at both the federal and state levels involving "transportation
enhancement." As founder of the Delaware Economic Development
Office in 1980, he has retained a personal interest in
furthering development causes, he told the review board. At the hearing, he operated the
computer to give a Power Point presentation, which included
photographs that he and a DelDOT photographer had "tramped
through the snow" to obtain.
said his resolution was not based on development considerations
but reflected an historic preservation approach. "It's the best
of a bad situation," he said. "The [showroom] building is going
nowhere fast. If this plan hadn't come along, the tiles would be
destroyed by vandalism and abandonment."
consideration of the Delaware Olds part of the project occupied

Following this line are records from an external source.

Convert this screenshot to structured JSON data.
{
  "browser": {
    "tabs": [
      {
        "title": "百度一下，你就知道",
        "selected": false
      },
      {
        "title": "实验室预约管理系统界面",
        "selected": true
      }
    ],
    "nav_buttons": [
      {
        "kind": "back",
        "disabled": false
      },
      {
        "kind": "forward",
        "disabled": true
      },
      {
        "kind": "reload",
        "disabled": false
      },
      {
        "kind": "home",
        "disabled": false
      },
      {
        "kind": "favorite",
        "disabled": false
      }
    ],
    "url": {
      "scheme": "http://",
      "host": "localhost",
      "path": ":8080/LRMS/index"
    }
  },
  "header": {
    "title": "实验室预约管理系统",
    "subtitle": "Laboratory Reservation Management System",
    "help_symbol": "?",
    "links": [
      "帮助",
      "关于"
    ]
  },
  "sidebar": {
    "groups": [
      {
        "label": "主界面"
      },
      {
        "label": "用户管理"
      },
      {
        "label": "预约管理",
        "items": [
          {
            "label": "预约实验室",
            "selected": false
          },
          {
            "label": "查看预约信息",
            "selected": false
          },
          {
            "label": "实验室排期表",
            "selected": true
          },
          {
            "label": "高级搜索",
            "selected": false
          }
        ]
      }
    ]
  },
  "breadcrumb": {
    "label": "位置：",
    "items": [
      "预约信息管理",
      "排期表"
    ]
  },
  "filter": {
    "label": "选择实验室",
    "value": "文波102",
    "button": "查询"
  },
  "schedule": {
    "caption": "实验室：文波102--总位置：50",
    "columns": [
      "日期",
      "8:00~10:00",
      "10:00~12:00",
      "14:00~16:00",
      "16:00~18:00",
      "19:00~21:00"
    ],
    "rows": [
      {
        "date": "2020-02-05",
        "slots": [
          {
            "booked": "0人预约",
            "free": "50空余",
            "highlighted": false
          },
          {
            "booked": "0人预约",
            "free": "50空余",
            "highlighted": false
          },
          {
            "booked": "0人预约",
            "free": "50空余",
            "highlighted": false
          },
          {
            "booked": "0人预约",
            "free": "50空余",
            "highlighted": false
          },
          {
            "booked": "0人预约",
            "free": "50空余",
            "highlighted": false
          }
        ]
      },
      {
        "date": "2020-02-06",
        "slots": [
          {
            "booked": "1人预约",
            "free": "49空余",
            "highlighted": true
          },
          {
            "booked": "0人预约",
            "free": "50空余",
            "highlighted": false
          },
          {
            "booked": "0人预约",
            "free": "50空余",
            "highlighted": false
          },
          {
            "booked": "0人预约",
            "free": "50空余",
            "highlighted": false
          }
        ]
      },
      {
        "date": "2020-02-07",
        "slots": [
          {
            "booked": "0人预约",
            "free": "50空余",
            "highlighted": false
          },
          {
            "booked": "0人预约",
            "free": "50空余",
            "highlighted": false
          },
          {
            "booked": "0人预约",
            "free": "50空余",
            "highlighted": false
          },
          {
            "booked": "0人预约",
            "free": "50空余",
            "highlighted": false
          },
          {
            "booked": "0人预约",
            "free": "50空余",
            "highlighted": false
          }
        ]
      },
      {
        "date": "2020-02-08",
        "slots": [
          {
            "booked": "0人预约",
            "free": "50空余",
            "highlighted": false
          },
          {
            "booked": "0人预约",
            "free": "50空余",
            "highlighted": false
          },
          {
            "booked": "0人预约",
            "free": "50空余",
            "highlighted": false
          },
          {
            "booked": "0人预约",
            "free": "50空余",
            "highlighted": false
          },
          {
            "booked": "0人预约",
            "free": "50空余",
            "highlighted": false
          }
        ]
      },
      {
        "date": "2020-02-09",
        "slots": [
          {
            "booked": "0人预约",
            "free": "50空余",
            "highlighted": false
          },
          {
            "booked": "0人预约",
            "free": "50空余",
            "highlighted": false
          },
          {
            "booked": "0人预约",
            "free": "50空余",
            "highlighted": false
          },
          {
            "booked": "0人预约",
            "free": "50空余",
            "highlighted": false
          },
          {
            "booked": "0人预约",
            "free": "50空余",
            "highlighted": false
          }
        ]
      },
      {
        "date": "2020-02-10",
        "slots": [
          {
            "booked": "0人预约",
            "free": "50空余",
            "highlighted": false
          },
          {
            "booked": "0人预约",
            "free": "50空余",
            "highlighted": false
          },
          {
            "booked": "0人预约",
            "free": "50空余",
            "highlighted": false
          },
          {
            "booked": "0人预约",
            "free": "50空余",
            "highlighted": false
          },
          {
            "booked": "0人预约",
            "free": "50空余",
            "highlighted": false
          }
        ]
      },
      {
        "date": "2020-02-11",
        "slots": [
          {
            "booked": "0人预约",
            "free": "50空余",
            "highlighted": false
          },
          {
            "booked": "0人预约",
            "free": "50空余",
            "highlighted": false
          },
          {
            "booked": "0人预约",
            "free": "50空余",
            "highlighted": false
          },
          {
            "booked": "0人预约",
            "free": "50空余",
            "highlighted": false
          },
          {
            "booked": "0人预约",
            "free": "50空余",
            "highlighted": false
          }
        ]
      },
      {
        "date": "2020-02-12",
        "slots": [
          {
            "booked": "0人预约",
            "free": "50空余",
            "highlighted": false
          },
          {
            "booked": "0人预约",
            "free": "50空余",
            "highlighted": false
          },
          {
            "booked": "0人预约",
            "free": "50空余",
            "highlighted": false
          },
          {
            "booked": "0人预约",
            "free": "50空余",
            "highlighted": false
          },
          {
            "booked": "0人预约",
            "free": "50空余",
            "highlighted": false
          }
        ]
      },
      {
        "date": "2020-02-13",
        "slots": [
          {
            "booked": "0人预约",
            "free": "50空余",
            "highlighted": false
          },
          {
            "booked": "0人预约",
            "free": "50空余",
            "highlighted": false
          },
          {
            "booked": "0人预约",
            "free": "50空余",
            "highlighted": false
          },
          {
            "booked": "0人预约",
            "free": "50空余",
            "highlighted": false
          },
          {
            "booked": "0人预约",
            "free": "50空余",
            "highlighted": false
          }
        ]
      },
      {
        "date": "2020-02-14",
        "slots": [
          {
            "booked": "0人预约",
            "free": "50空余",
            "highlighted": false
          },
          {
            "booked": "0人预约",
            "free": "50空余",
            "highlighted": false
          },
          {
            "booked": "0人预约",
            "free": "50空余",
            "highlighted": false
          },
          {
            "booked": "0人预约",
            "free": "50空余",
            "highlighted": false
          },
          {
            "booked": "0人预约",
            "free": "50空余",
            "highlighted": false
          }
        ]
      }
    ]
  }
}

most of the two-and-a-half hour hearing, the Bear part raised a
Responding to Hayward's illustrated description of a grossly
vandalized farmhouse, barn and other buildings on the McMullen
farm, all of which are nearly destroyed, review board chairman
John Shields lit into First U.S.A. "Stewardship of First U.S.A.
has been pitiful. They [sic] failed to protect these buildings.
They were left to ruin by someone who claims to be community
[supportive]," he said. The buildings, he said, were in good condition
when the review board acted upon First U.S.A. plans for the site
one-time dairy farm, off Delaware Route 1 just north of the
Governor's Square Shopping Center, was owned by Richard
McMullen, governor of Delaware between 1937 and 1941.
present plan calls for the state to acquire about half of
the part of the 152-acre site that Bank One does not need for
its 320,000 square foot data center and develop part of it as a
park. The state will help Bank One market the rest of the
property for commercial development with the state sharing in
the profit from that sale. DelDOT also will improve Christiana
Road north of Pulaski Highway to serve the complex.
Legislation authorizing that plan, as well as DelDOT involvement
with the Delaware Olds site, was enacted by the House of
Representatives on Jan. 30, the last day before the General
budget-writing recess, having been passed the previous day by
the Senate. Both votes were unanimous. The money will come from
the state's capital program, but no amount is specified in the
said the intent is to "attract a flagship employer" to the site.
He did not indicate whether his department or the economic
development office has any immediate prospects for doing so.
he said the farmhouse and other buildings are "completely
trashed," Hayward agreed to a stipulation that DelDOT safeguard
what is left. The buildings are on the part of the tract slated
for commercial development and their ultimate disposition will
be determined at the time a development plan is submitted for